Apr 13, 2009

Happy Day After Easter / Every Now And Then I Fall Apart

How I Spent My Easter

While perhaps not the most fitting celebration of the Resurrection of Christ, Easter in our household mostly consisted of Mike and Trevor sneaking around the house and shooting each other with the dart guns that they got in their Easter baskets. Since this was Mike and Trevor, this involved a lot of elaborate scheming and the acting out of various male gun fantasies (sci-fi setting with laser guns, mafia hit men, cowboy duels, etc.). Brittany and I helped with the retrieving of ammo, the scheming ("Hey, could you help me for a second, I promise Trevor's not in here....Ahhahaha, he is in here!"), and were often held as hostages ("Do you want me to shot this woman?! Step closer and I'll do it!"). It was altogether a fine way to spend a Sunday afternoon.

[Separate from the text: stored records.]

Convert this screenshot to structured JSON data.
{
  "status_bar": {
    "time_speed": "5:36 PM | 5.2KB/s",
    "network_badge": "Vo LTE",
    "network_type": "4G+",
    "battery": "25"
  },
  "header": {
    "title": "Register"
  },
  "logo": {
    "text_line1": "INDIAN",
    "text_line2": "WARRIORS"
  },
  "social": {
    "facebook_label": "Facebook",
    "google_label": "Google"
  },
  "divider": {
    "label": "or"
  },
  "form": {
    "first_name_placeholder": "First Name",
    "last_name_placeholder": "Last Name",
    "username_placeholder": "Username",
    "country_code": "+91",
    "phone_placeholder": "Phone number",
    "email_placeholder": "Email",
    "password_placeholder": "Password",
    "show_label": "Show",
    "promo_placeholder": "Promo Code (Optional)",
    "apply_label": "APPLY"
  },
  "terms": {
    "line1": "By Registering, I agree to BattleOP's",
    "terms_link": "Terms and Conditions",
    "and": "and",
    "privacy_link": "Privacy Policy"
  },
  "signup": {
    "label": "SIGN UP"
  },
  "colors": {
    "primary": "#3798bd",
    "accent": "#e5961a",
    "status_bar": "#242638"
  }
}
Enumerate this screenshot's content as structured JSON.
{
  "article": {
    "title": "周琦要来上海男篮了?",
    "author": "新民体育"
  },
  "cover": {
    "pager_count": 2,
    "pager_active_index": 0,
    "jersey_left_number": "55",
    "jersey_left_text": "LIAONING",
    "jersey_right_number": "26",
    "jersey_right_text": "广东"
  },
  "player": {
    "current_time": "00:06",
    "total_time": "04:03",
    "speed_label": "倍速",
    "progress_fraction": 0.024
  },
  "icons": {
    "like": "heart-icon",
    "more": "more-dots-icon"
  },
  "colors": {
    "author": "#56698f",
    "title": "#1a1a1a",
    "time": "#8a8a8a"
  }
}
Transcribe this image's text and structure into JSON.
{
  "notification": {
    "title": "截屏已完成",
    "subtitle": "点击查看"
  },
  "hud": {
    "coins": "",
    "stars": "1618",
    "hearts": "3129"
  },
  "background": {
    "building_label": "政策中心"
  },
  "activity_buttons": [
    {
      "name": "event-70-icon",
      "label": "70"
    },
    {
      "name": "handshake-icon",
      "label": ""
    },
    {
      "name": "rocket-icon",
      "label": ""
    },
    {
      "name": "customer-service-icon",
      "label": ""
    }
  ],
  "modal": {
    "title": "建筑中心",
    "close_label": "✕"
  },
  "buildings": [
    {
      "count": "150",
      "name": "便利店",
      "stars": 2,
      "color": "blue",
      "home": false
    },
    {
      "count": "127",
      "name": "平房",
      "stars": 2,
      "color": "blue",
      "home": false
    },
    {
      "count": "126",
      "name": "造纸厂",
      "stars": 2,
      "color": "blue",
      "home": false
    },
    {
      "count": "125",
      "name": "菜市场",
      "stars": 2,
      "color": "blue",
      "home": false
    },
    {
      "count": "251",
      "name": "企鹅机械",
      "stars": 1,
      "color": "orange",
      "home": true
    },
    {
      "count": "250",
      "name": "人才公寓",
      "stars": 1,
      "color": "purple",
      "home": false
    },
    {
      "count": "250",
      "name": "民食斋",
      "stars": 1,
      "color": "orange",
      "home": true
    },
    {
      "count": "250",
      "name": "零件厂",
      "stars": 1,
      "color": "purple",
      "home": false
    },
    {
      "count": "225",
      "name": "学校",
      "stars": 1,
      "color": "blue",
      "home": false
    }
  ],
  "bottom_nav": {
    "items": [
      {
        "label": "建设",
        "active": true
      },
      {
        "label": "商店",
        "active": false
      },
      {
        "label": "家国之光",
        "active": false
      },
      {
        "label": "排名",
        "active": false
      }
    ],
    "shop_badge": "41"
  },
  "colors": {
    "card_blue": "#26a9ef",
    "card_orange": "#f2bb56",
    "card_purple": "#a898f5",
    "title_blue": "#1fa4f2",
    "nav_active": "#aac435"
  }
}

Also we had an Easter Feast at the in-laws, that somehow turned into me and my mother-in-law singing the full Saturday's Warrior soundtrack while the rest of the family stared at us blankly and/or begged for us to shut up. It was altogether a find way to spend a Sunday evening.

Thoughts On Break-Up Songs

The man who owned my truck before I did was a very old man and he left in the stereo a very-old-man CD that Trevor and I enjoy listening to from time to time. Most of the music on it is from the late 40s/early 50s (a lot of Perry Como, etc.), and the few songs that are more modern are, well...the Carpenters.

Anyway, this morning I was driving to work and decided to listen to the CD rather than my usual public radio regimen (why I choose this morning instead of every single morning during the recent pledge week, I don't know). During the Carpenter's rendition of "Superstar", I had an inexplicable attack of sadness. A moment of introspection revealed the source of this sadness: I had never listened to this song during a break-up and here I am married and I never plan on having a break-up again. But the song would be so good for it. "Don't you remember you told me you loved me baby?" I know it sucks and I know that any of you currently going through a break-up want to punch me in the face for saying it, but man, heartbreak is an amazing emotional experience.

Music is never truly appreciated until listened to after a hard break-up. I don't care how cheesy that sounds, because it's true. You have not been truly human until you have bitterly sung along to the Whitney Houston version of "I Will Always Love You" after having your heart broken. Or something equivalent.

Certain people (males) have an alternate version of this which involves angry, Rage Against the Machine type stuff, but I refuse to believe that it has the same redeeming power as "Alone" by Heart.

It is very nice being in a very secure relationship, and I certainly wouldn't trade it for the oppotunity to sing "Unbreak My Heart" and feel it, but I'm just saying, enjoy those moments when you have them. It's a worthwhile experience. I will always love the Format's Dog Problems album for getting me through a summer of heartbreak. And music's a much healthier outlet than the ice cream or alcohol or whatever kids do these days plans.